|US8798647||Oct 15, 2013||Aug 5, 2014||X One, Inc.||Tracking proximity of services provider to services consumer|
|US8831635||Jul 21, 2011||Sep 9, 2014||X One, Inc.||Methods and apparatuses for transmission of an alert to multiple devices|
|US9031581||Nov 7, 2014||May 12, 2015||X One, Inc.||Apparatus and method for obtaining content on a cellular wireless device based on proximity to other wireless devices|
|US9167558||Jun 12, 2014||Oct 20, 2015||X One, Inc.||Methods and systems for sharing position data between subscribers involving multiple wireless providers|
|US9185522||Nov 7, 2014||Nov 10, 2015||X One, Inc.||Apparatus and method to transmit content to a cellular wireless device based on proximity to other wireless devices|
|US9253616||Mar 24, 2015||Feb 2, 2016||X One, Inc.||Apparatus and method for obtaining content on a cellular wireless device based on proximity|
|US20070156298 *||Mar 23, 2006||Jul 5, 2007||Canadian National Railway Company||System and method for computing rail car switching solutions by assessing space availability in a classification track on the basis of arrival profile|
|US20070179688 *||Mar 23, 2006||Aug 2, 2007||Canadian National Railway Company||System and method for computing rail car switching solutions in a switchyard|
|US20070299570 *||Feb 6, 2007||Dec 27, 2007||Kari Muinonen||System and method for forecasting the composition of an outbound train in a switchyard|
|US20080119973 *||Nov 17, 2006||May 22, 2008||Anshu Pathak||System and method for computing rail car switching sequence in a switchyard|
|US20100087972 *||Dec 15, 2009||Apr 8, 2010||Canadian National Railway Company||System and method for computing rail car switching solutions using dynamic classification track allocation|
|US20100185472 *||Jul 22, 2010||Todd Goodermuth||Locomotive Assistant|
|US20100222947 *||Sep 2, 2010||Canadian National Railway Company||System and method for computing car switching solutions in a switchyard using car eta as a factor|
|US20100228410 *||May 12, 2010||Sep 9, 2010||Canadian National Railway Company||System and method for computing rail car switching solutions in a switchyard including logic to re-switch cars for block pull time|
|US20100235021 *||May 20, 2010||Sep 16, 2010||Canadian National Railway Company||System and method for computing rail car switching solutions in a switchyard including logic to re-switch cars for arrival rate|

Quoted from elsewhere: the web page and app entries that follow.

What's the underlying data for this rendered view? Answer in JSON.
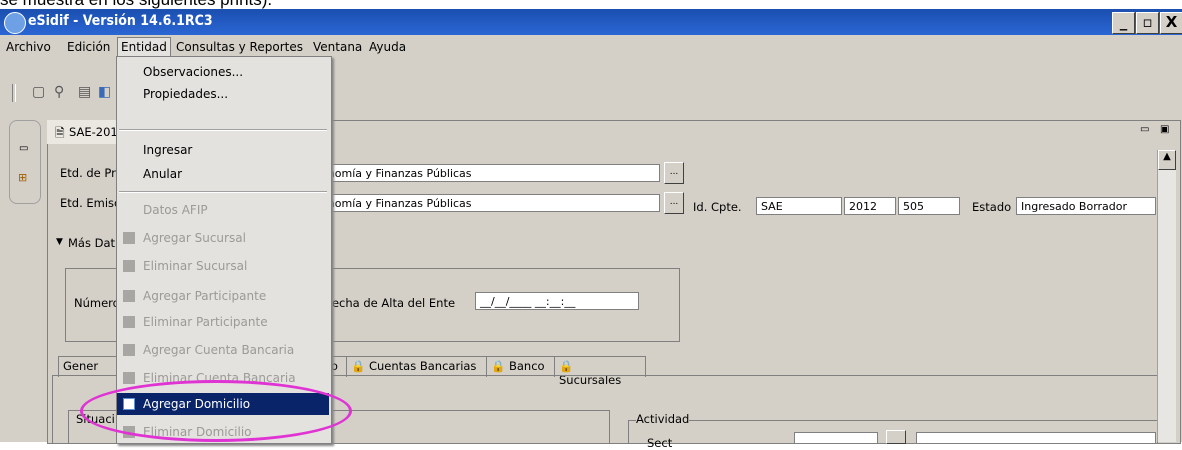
{
  "overlay_text": "se muestra en los siguientes prints).",
  "window": {
    "title": "eSidif - Versión 14.6.1RC3",
    "buttons": [
      "_",
      "▫",
      "X"
    ]
  },
  "menubar": [
    "Archivo",
    "Edición",
    "Entidad",
    "Consultas y Reportes",
    "Ventana",
    "Ayuda"
  ],
  "perspective": {
    "label": "eSidif"
  },
  "editor_tab": {
    "label": "SAE-201"
  },
  "form": {
    "etd_prop_label": "Etd. de Pr",
    "etd_prop_value": "conomía y Finanzas Públicas",
    "etd_emis_label": "Etd. Emisc",
    "etd_emis_value": "conomía y Finanzas Públicas",
    "btn_dots": "...",
    "id_cpte_label": "Id. Cpte.",
    "id_cpte_tipo": "SAE",
    "id_cpte_anio": "2012",
    "id_cpte_num": "505",
    "estado_label": "Estado",
    "estado_value": "Ingresado Borrador",
    "mas_datos": "Más Dat",
    "numero_label": "Número",
    "fecha_alta_label": "Fecha de Alta del Ente",
    "fecha_alta_value": "__/__/____ __:__:__",
    "situacion_label": "Situaci",
    "actividad_label": "Actividad",
    "sector_label": "Sect"
  },
  "subtabs": [
    "Gener",
    "rio",
    "Cuentas Bancarias",
    "Banco",
    "Sucursales"
  ],
  "entidad_menu": {
    "items": [
      {
        "label": "Observaciones...",
        "enabled": true
      },
      {
        "label": "Propiedades...",
        "enabled": true
      },
      {
        "label": "Ingresar",
        "enabled": true
      },
      {
        "label": "Anular",
        "enabled": true
      },
      {
        "label": "Datos AFIP",
        "enabled": false
      },
      {
        "label": "Agregar Sucursal",
        "enabled": false
      },
      {
        "label": "Eliminar Sucursal",
        "enabled": false
      },
      {
        "label": "Agregar Participante",
        "enabled": false
      },
      {
        "label": "Eliminar Participante",
        "enabled": false
      },
      {
        "label": "Agregar Cuenta Bancaria",
        "enabled": false
      },
      {
        "label": "Eliminar Cuenta Bancaria",
        "enabled": false
      },
      {
        "label": "Agregar Domicilio",
        "enabled": true,
        "highlighted": true
      },
      {
        "label": "Eliminar Domicilio",
        "enabled": false
      }
    ]
  },
  "colors": {
    "titlebar": "#1b4fb0",
    "highlight": "#0a246a",
    "annotation": "#e033d4"
  }
}
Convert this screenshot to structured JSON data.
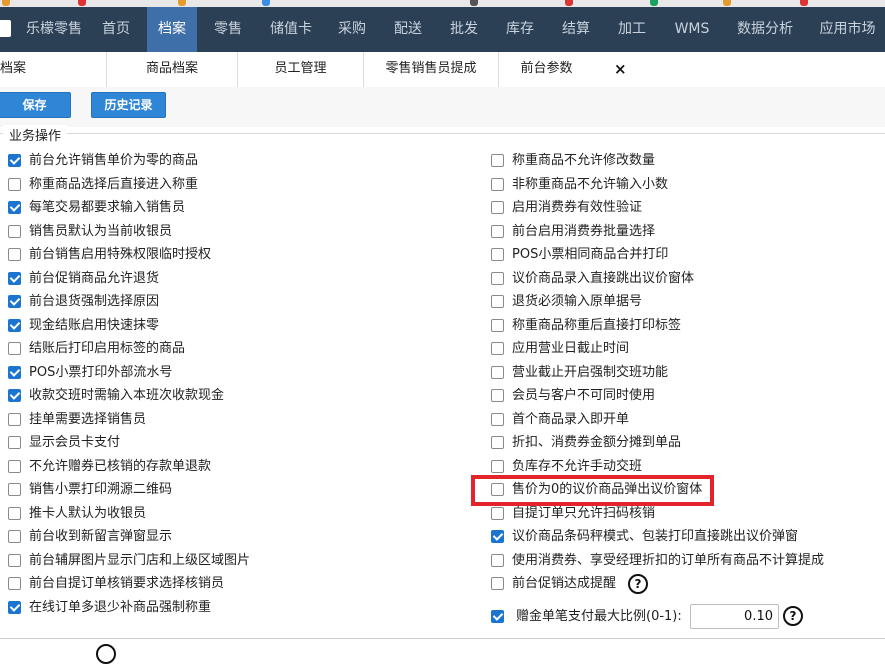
{
  "nav": {
    "items": [
      {
        "label": "乐檬零售"
      },
      {
        "label": "首页"
      },
      {
        "label": "档案"
      },
      {
        "label": "零售"
      },
      {
        "label": "储值卡"
      },
      {
        "label": "采购"
      },
      {
        "label": "配送"
      },
      {
        "label": "批发"
      },
      {
        "label": "库存"
      },
      {
        "label": "结算"
      },
      {
        "label": "加工"
      },
      {
        "label": "WMS"
      },
      {
        "label": "数据分析"
      },
      {
        "label": "应用市场"
      }
    ],
    "active_index": 2
  },
  "tabs": {
    "items": [
      {
        "label": "档案"
      },
      {
        "label": "商品档案"
      },
      {
        "label": "员工管理"
      },
      {
        "label": "零售销售员提成"
      },
      {
        "label": "前台参数"
      }
    ],
    "active_index": 4,
    "close_label": "×"
  },
  "toolbar": {
    "save_label": "保存",
    "history_label": "历史记录"
  },
  "section": {
    "title": "业务操作"
  },
  "options_left": [
    {
      "label": "前台允许销售单价为零的商品",
      "checked": true
    },
    {
      "label": "称重商品选择后直接进入称重",
      "checked": false
    },
    {
      "label": "每笔交易都要求输入销售员",
      "checked": true
    },
    {
      "label": "销售员默认为当前收银员",
      "checked": false
    },
    {
      "label": "前台销售启用特殊权限临时授权",
      "checked": false
    },
    {
      "label": "前台促销商品允许退货",
      "checked": true
    },
    {
      "label": "前台退货强制选择原因",
      "checked": true
    },
    {
      "label": "现金结账启用快速抹零",
      "checked": true
    },
    {
      "label": "结账后打印启用标签的商品",
      "checked": false
    },
    {
      "label": "POS小票打印外部流水号",
      "checked": true
    },
    {
      "label": "收款交班时需输入本班次收款现金",
      "checked": true
    },
    {
      "label": "挂单需要选择销售员",
      "checked": false
    },
    {
      "label": "显示会员卡支付",
      "checked": false
    },
    {
      "label": "不允许赠券已核销的存款单退款",
      "checked": false
    },
    {
      "label": "销售小票打印溯源二维码",
      "checked": false
    },
    {
      "label": "推卡人默认为收银员",
      "checked": false
    },
    {
      "label": "前台收到新留言弹窗显示",
      "checked": false
    },
    {
      "label": "前台辅屏图片显示门店和上级区域图片",
      "checked": false
    },
    {
      "label": "前台自提订单核销要求选择核销员",
      "checked": false
    },
    {
      "label": "在线订单多退少补商品强制称重",
      "checked": true
    }
  ],
  "options_right": [
    {
      "label": "称重商品不允许修改数量",
      "checked": false
    },
    {
      "label": "非称重商品不允许输入小数",
      "checked": false
    },
    {
      "label": "启用消费券有效性验证",
      "checked": false
    },
    {
      "label": "前台启用消费券批量选择",
      "checked": false
    },
    {
      "label": "POS小票相同商品合并打印",
      "checked": false
    },
    {
      "label": "议价商品录入直接跳出议价窗体",
      "checked": false
    },
    {
      "label": "退货必须输入原单据号",
      "checked": false
    },
    {
      "label": "称重商品称重后直接打印标签",
      "checked": false
    },
    {
      "label": "应用营业日截止时间",
      "checked": false
    },
    {
      "label": "营业截止开启强制交班功能",
      "checked": false
    },
    {
      "label": "会员与客户不可同时使用",
      "checked": false
    },
    {
      "label": "首个商品录入即开单",
      "checked": false
    },
    {
      "label": "折扣、消费券金额分摊到单品",
      "checked": false
    },
    {
      "label": "负库存不允许手动交班",
      "checked": false
    },
    {
      "label": "售价为0的议价商品弹出议价窗体",
      "checked": false
    },
    {
      "label": "自提订单只允许扫码核销",
      "checked": false
    },
    {
      "label": "议价商品条码秤模式、包装打印直接跳出议价弹窗",
      "checked": true
    },
    {
      "label": "使用消费券、享受经理折扣的订单所有商品不计算提成",
      "checked": false
    },
    {
      "label": "前台促销达成提醒",
      "checked": false
    }
  ],
  "gift_ratio": {
    "label": "赠金单笔支付最大比例(0-1):",
    "checked": true,
    "value": "0.10"
  },
  "help_glyph": "?",
  "colors": {
    "nav_bg": "#2b3f55",
    "nav_active": "#3f6fa8",
    "button_bg": "#2f86d6",
    "checkbox_on": "#1b75d0",
    "highlight_border": "#e3242b"
  }
}
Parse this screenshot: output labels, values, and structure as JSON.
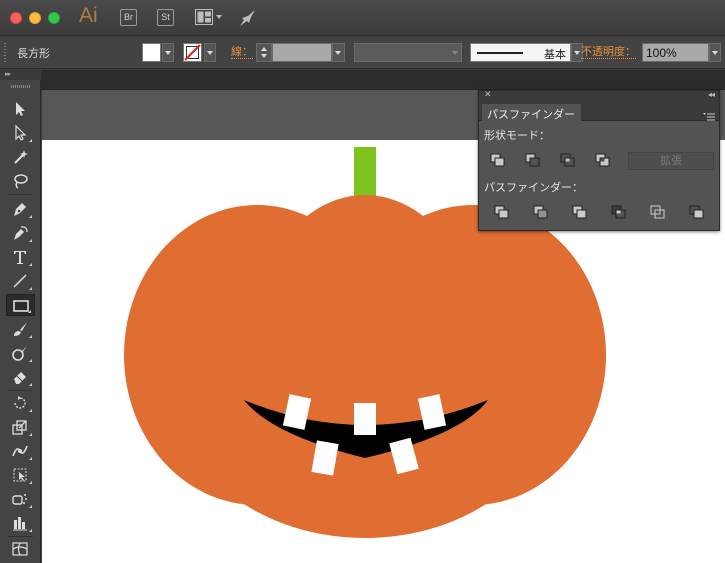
{
  "app": {
    "logo": "Ai",
    "bridge_button": "Br",
    "stock_button": "St"
  },
  "controlbar": {
    "tool_name": "長方形",
    "stroke_label": "線：",
    "brush_label": "基本",
    "opacity_label": "不透明度：",
    "opacity_value": "100%"
  },
  "pathfinder": {
    "tab_label": "パスファインダー",
    "shape_modes_label": "形状モード：",
    "pathfinders_label": "パスファインダー：",
    "expand_label": "拡張",
    "shape_mode_buttons": [
      "unite-icon",
      "minus-front-icon",
      "intersect-icon",
      "exclude-icon"
    ],
    "pathfinder_buttons": [
      "divide-icon",
      "trim-icon",
      "merge-icon",
      "crop-icon",
      "outline-icon",
      "minus-back-icon"
    ]
  },
  "tools": [
    "selection-tool-icon",
    "direct-selection-tool-icon",
    "magic-wand-tool-icon",
    "lasso-tool-icon",
    "pen-tool-icon",
    "curvature-tool-icon",
    "type-tool-icon",
    "line-segment-tool-icon",
    "rectangle-tool-icon",
    "paintbrush-tool-icon",
    "blob-brush-tool-icon",
    "eraser-tool-icon",
    "rotate-tool-icon",
    "scale-tool-icon",
    "width-tool-icon",
    "free-transform-tool-icon",
    "symbol-sprayer-tool-icon",
    "column-graph-tool-icon",
    "mesh-tool-icon"
  ],
  "colors": {
    "pumpkin": "#e06d32",
    "stem": "#7dc31d",
    "mouth": "#000000",
    "teeth": "#ffffff",
    "accent_label": "#e8913a"
  }
}
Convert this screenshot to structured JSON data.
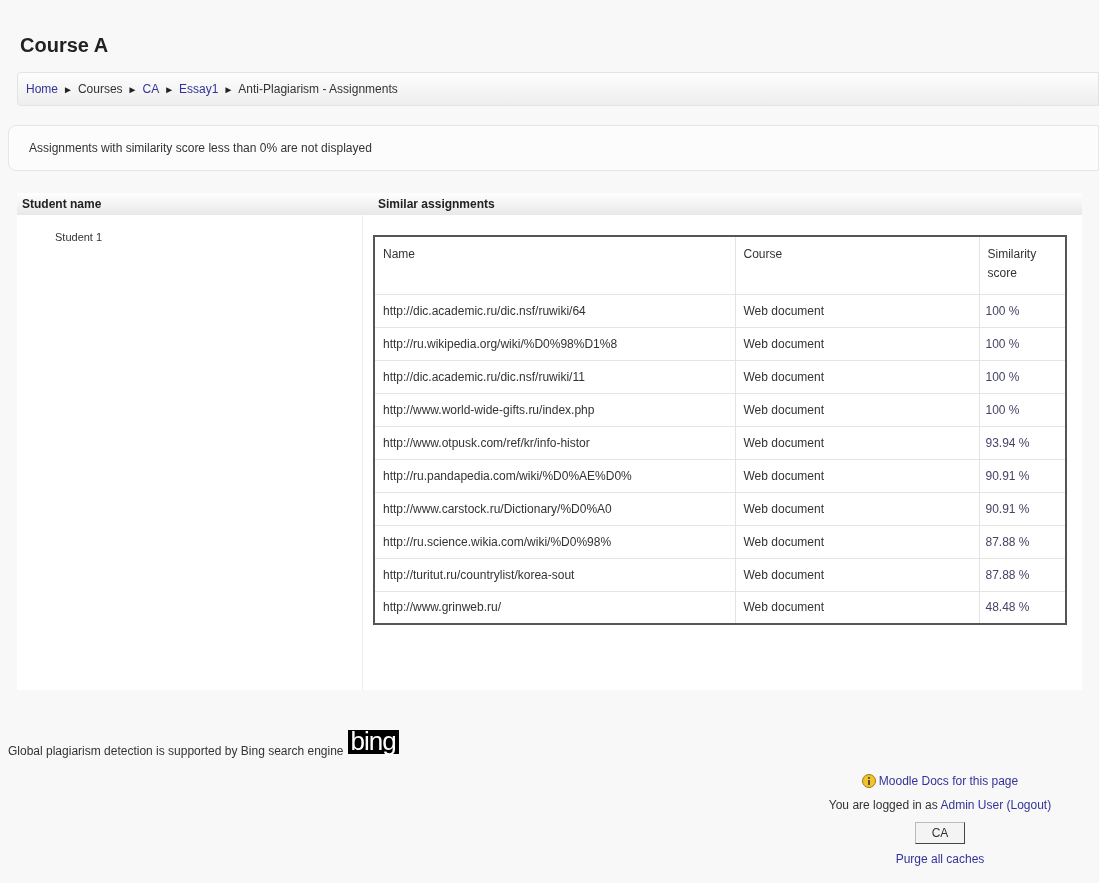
{
  "page_title": "Course A",
  "breadcrumb": {
    "separator": "►",
    "items": [
      {
        "label": "Home",
        "kind": "link"
      },
      {
        "label": "Courses",
        "kind": "text"
      },
      {
        "label": "CA",
        "kind": "link"
      },
      {
        "label": "Essay1",
        "kind": "link"
      },
      {
        "label": "Anti-Plagiarism - Assignments",
        "kind": "text"
      }
    ]
  },
  "notice": "Assignments with similarity score less than 0% are not displayed",
  "report": {
    "columns": [
      "Student name",
      "Similar assignments"
    ],
    "student": "Student 1",
    "assignments": {
      "columns": [
        "Name",
        "Course",
        "Similarity score"
      ],
      "rows": [
        {
          "name": "http://dic.academic.ru/dic.nsf/ruwiki/64",
          "course": "Web document",
          "score": "100 %"
        },
        {
          "name": "http://ru.wikipedia.org/wiki/%D0%98%D1%8",
          "course": "Web document",
          "score": "100 %"
        },
        {
          "name": "http://dic.academic.ru/dic.nsf/ruwiki/11",
          "course": "Web document",
          "score": "100 %"
        },
        {
          "name": "http://www.world-wide-gifts.ru/index.php",
          "course": "Web document",
          "score": "100 %"
        },
        {
          "name": "http://www.otpusk.com/ref/kr/info-histor",
          "course": "Web document",
          "score": "93.94 %"
        },
        {
          "name": "http://ru.pandapedia.com/wiki/%D0%AE%D0%",
          "course": "Web document",
          "score": "90.91 %"
        },
        {
          "name": "http://www.carstock.ru/Dictionary/%D0%A0",
          "course": "Web document",
          "score": "90.91 %"
        },
        {
          "name": "http://ru.science.wikia.com/wiki/%D0%98%",
          "course": "Web document",
          "score": "87.88 %"
        },
        {
          "name": "http://turitut.ru/countrylist/korea-sout",
          "course": "Web document",
          "score": "87.88 %"
        },
        {
          "name": "http://www.grinweb.ru/",
          "course": "Web document",
          "score": "48.48 %"
        }
      ]
    }
  },
  "footer": {
    "support_text": "Global plagiarism detection is supported by Bing search engine",
    "logo": "bing",
    "docs_link": "Moodle Docs for this page",
    "login": {
      "prefix": "You are logged in as",
      "user": "Admin User",
      "logout": "(Logout)"
    },
    "course_button": "CA",
    "purge_link": "Purge all caches"
  }
}
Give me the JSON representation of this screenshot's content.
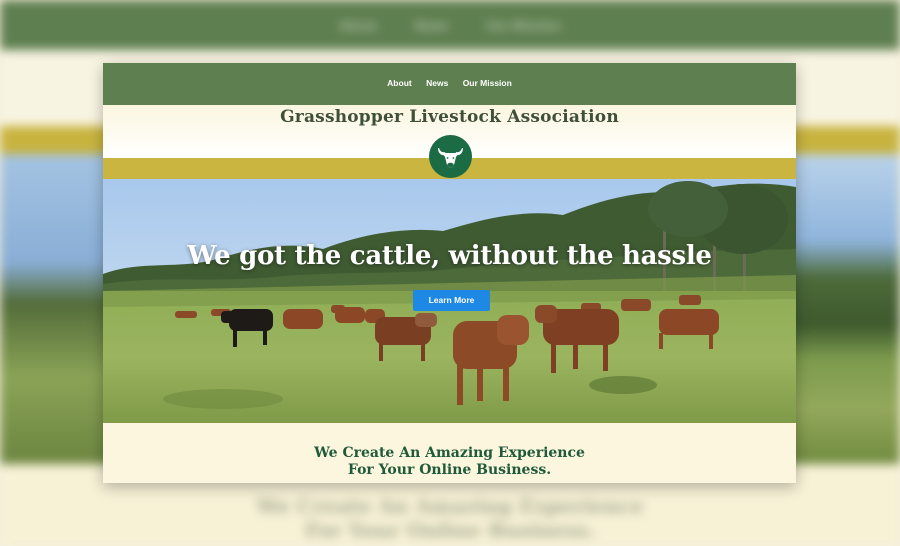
{
  "nav": {
    "items": [
      {
        "label": "About"
      },
      {
        "label": "News"
      },
      {
        "label": "Our Mission"
      }
    ]
  },
  "site": {
    "title": "Grasshopper Livestock Association",
    "logo_icon": "bull-head-icon"
  },
  "hero": {
    "headline": "We got the cattle, without the hassle",
    "button_label": "Learn More",
    "image_icon": "cattle-pasture-image"
  },
  "section": {
    "tagline_line1": "We Create An Amazing Experience",
    "tagline_line2": "For Your Online Business."
  },
  "colors": {
    "nav_green": "#5e7f50",
    "gold": "#c9b53f",
    "cream": "#fbf6df",
    "button_blue": "#1e88e5",
    "tagline_green": "#1f5a3a",
    "logo_green": "#1b6b45"
  }
}
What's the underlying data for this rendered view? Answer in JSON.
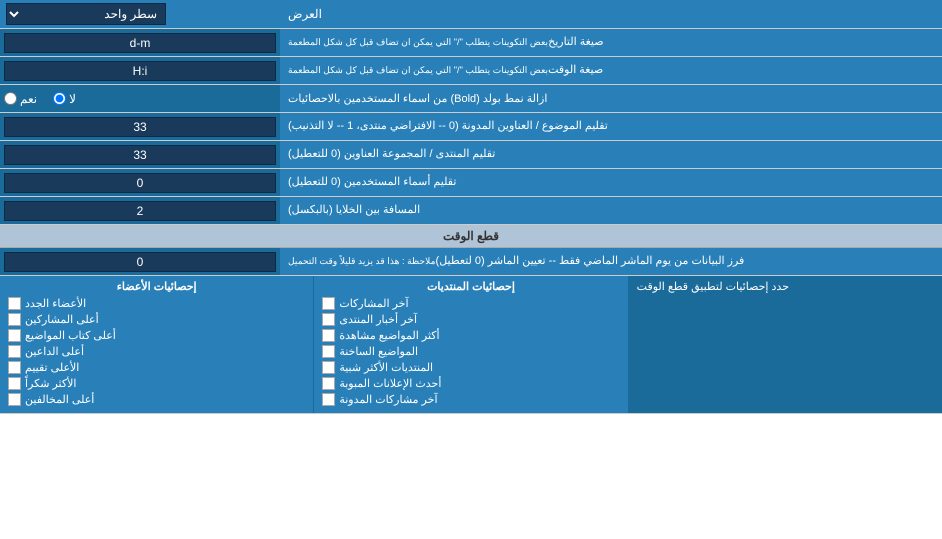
{
  "header": {
    "display_label": "العرض",
    "display_value": "سطر واحد"
  },
  "rows": [
    {
      "id": "date_format",
      "label": "صيغة التاريخ",
      "sublabel": "بعض التكوينات يتطلب \"/\" التي يمكن ان تضاف قبل كل شكل المطعمة",
      "value": "d-m"
    },
    {
      "id": "time_format",
      "label": "صيغة الوقت",
      "sublabel": "بعض التكوينات يتطلب \"/\" التي يمكن ان تضاف قبل كل شكل المطعمة",
      "value": "H:i"
    },
    {
      "id": "bold_remove",
      "label": "ازالة نمط بولد (Bold) من اسماء المستخدمين بالاحصائيات",
      "radio_yes": "نعم",
      "radio_no": "لا",
      "selected": "no"
    },
    {
      "id": "topic_count",
      "label": "تقليم الموضوع / العناوين المدونة (0 -- الافتراضي منتدى، 1 -- لا التذنيب)",
      "value": "33"
    },
    {
      "id": "forum_group",
      "label": "تقليم المنتدى / المجموعة العناوين (0 للتعطيل)",
      "value": "33"
    },
    {
      "id": "username_trim",
      "label": "تقليم أسماء المستخدمين (0 للتعطيل)",
      "value": "0"
    },
    {
      "id": "cell_spacing",
      "label": "المسافة بين الخلايا (بالبكسل)",
      "value": "2"
    }
  ],
  "time_section": {
    "header": "قطع الوقت",
    "cutoff_label": "فرز البيانات من يوم الماشر الماضي فقط -- تعيين الماشر (0 لتعطيل)",
    "cutoff_note": "ملاحظة : هذا قد يزيد قليلاً وقت التحميل",
    "cutoff_value": "0"
  },
  "stats_section": {
    "limit_label": "حدد إحصائيات لتطبيق قطع الوقت",
    "col1": {
      "title": "",
      "items": []
    },
    "col2_title": "إحصائيات المنتديات",
    "col2_items": [
      {
        "label": "آخر المشاركات",
        "checked": false
      },
      {
        "label": "آخر أخبار المنتدى",
        "checked": false
      },
      {
        "label": "أكثر المواضيع مشاهدة",
        "checked": false
      },
      {
        "label": "المواضيع الساخنة",
        "checked": false
      },
      {
        "label": "المنتديات الأكثر شبية",
        "checked": false
      },
      {
        "label": "أحدث الإعلانات المبوبة",
        "checked": false
      },
      {
        "label": "آخر مشاركات المدونة",
        "checked": false
      }
    ],
    "col3_title": "إحصائيات الأعضاء",
    "col3_items": [
      {
        "label": "الأعضاء الجدد",
        "checked": false
      },
      {
        "label": "أعلى المشاركين",
        "checked": false
      },
      {
        "label": "أعلى كتاب المواضيع",
        "checked": false
      },
      {
        "label": "أعلى الداعين",
        "checked": false
      },
      {
        "label": "الأعلى تقييم",
        "checked": false
      },
      {
        "label": "الأكثر شكراً",
        "checked": false
      },
      {
        "label": "أعلى المخالفين",
        "checked": false
      }
    ]
  }
}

|US20100324759 *||Aug 27, 2010||Dec 23, 2010||Canadian National Railway Company||System and method for computing rail car switching solutions in a switchyard including logic to re-switch cars for block size|
|US20100324760 *||Sep 2, 2010||Dec 23, 2010||Canadian National Railway Company||System and method for computing rail car switching solutions in a switchyard using an iterative method|
|US20120035790 *||Feb 9, 2012||Canadian National Railway Company||System and method for computing railcar switching sequence in a switchyard|
|US20120126065 *||Nov 18, 2010||May 24, 2012||Kristopher Smith||System and method for remotely controlling rail vehicles|
|U.S. Classification||701/19, 701/117, 701/468|
|International Classification||B61L3/12, B61L17/00, B61L3/02|
|Cooperative Classification||B61L3/127, B61L17/00, B61L2205/04|
|European Classification||B61L17/00, B61L3/12D|
|Feb 15, 2005||AS||Assignment|
Owner name: GENERAL ELECTRIC COMPANY, NEW YORK
Free format text: ASSIGNMENT OF ASSIGNORS INTEREST;ASSIGNOR:PELTZ, DAVID MICHAEL;REEL/FRAME:016282/0485
Effective date: 20050208
|Jan 3, 2011||FPAY||Fee payment|
Year of fee payment: 4
|Jan 5, 2015||FPAY||Fee payment|
Year of fee payment: 8